We’ll be posting regular updates as the work moves forward. We’re really excited about the community partnerships we’re developing, including a recent one with Debe Hudson of ABC (Awesome Botanicals of a Celestial) Nature GreenHouse and Herb Farm! 

If you’re a gardner who has heirloom plants you’d like to donate to the project, please let us know. We’d love to cover the grounds in heirlooms, wildflowers, and plants from right here in central Arkansas.

ARVAC/McElroy House Garden Project

Written by Meredith Martin-Moats and Marie Williams for the McElroy House in partnership with Stephanie Ellis, Audra Butler and Caitlin Connor of ARVAC. Copyright 2014

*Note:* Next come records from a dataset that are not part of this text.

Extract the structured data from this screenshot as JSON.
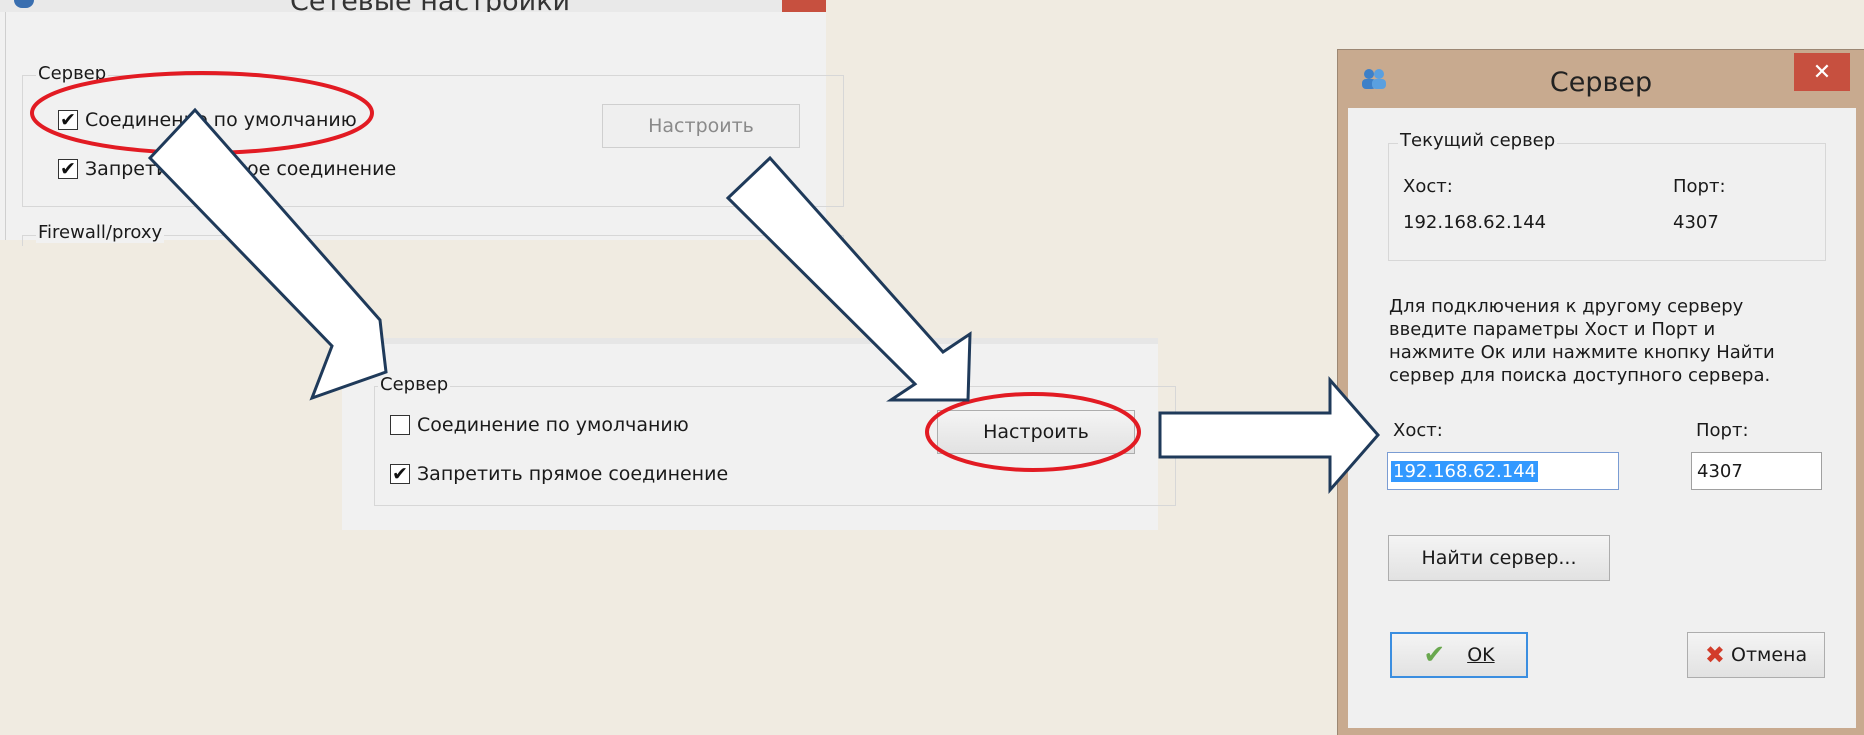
{
  "panel1": {
    "title": "Сетевые настройки",
    "group_server": "Сервер",
    "default_connection": "Соединение по умолчанию",
    "default_connection_checked": true,
    "forbid_direct": "Запретить прямое соединение",
    "forbid_direct_checked": true,
    "configure_button": "Настроить",
    "group_firewall": "Firewall/proxy"
  },
  "panel2": {
    "group_server": "Сервер",
    "default_connection": "Соединение по умолчанию",
    "default_connection_checked": false,
    "forbid_direct": "Запретить прямое соединение",
    "forbid_direct_checked": true,
    "configure_button": "Настроить"
  },
  "dialog": {
    "title": "Сервер",
    "close_glyph": "✕",
    "current_group": "Текущий сервер",
    "host_label": "Хост:",
    "port_label": "Порт:",
    "current_host": "192.168.62.144",
    "current_port": "4307",
    "instructions_1": "Для подключения к другому серверу",
    "instructions_2": "введите параметры Хост и Порт и",
    "instructions_3": "нажмите Ок или нажмите кнопку Найти",
    "instructions_4": "сервер для поиска доступного сервера.",
    "host_field_label": "Хост:",
    "port_field_label": "Порт:",
    "host_value": "192.168.62.144",
    "port_value": "4307",
    "find_button": "Найти сервер...",
    "ok_button": "OK",
    "cancel_button": "Отмена"
  },
  "colors": {
    "background": "#f0ebe1",
    "highlight_red": "#e21b23",
    "dialog_frame": "#c8aa8f",
    "close_button": "#c7503f",
    "selection_blue": "#3399ff"
  }
}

Background and Description: For the last two years the McElroy House: Organization for Cultural Resources has been working on the Garden Book Project, an online and print media project documenting the stories of regional growers to learn more about who is out there, why they grow and why they think it matters. In connection with this we have also focused on the importance of bringing pollinators to our yards, biodiversity, and issues of sustainable living.

ARVAC will partner with the McElroy House to reinvigorate their Garden Project, a free garden seed program for people in their nine service county region whose income falls below the poverty guidelines. To help build up to a sustainable garden, we will begin with a small healing/grief/and hope garden on site at Freedom House in Russellville, including mixed use gardens that utilize preexisting garden beds on site at Freedom House. McElroy House will host workshops on site and will complete their Garden Book in connection with this project, documenting the process along the way and including creative input from Freedom House residents and other community members.

Zinnia seeds growing in recycled planters made from newspaper for McElroy House seed sale.  You don't need pots to start seeds! Recycle your newspapers!

Zinnia seeds growing in recycled planters.

We will begin with the creation of a peace and healing garden (final name to be decided by Freedom House residents) located near Lake Dardanelle, which will include a few heirlooms and blueberry plants. This will allow the counselors, who already use the space, to engage residents in interfaith meditation and group therapy in a beautiful and useful space. As the garden grows we will add installation pieces from local craftspeople. The preexisting garden beds around Freedom House will contain mixed use gardens with heirloom flowering plants and a few tomatoes, peppers, and a few annuals grown by Freedom House residents. These plants will be donated via local growers or purchased from local nurseries.

The first year the garden will be small, but the goal is to grow over the years, moving at a pace that is sustainable and takes into account the work schedules of counselors maintenance crew, and residents. We will work to develop sustained community support for the garden and create lasting community partnerships while also helping to break down walls between Freedom House and the larger community, encouraging dialog around issues of addiction, poverty, and community engagement.

McElroy House will complete our final version of our Garden Book, a local publication for use by Freedom House but also accessible to everyone in the community who is interested in the importance of gardening and developing connections across communities. We intend for this booklet to help spur and sustain long-term conversations about the importance of growth, community health, and community connections.

Important Dates:

These have been updated to reflect rescheduling due to inclement weather!

January 9, 2015: Garden Dreaming/Planning Workshop at Freedom House

March 6th , 2015: Groundbreaking

March 2015: Everything Starts as a Seed Workshop: Seed Starting with newspapers, annual seeds, and discussion of seed starting.

April 2015: From Seed to Soil Workshop: A workshop placing the seedlings in the ground in the garden beds near the residential halls.

May 2015: Vegetable Workshop with area growers

Ways to Get Involved:

  1. Lend regional gardening expertise to workshops.
  2. Make financial donations, or donations of heirloom plants, to the garden. (A donation wish list is available upon request!)
  3. Become a garden mentor for the project. Talk to the McElroy House to learn more! Send an email to Meredith at or call 477-957-0551.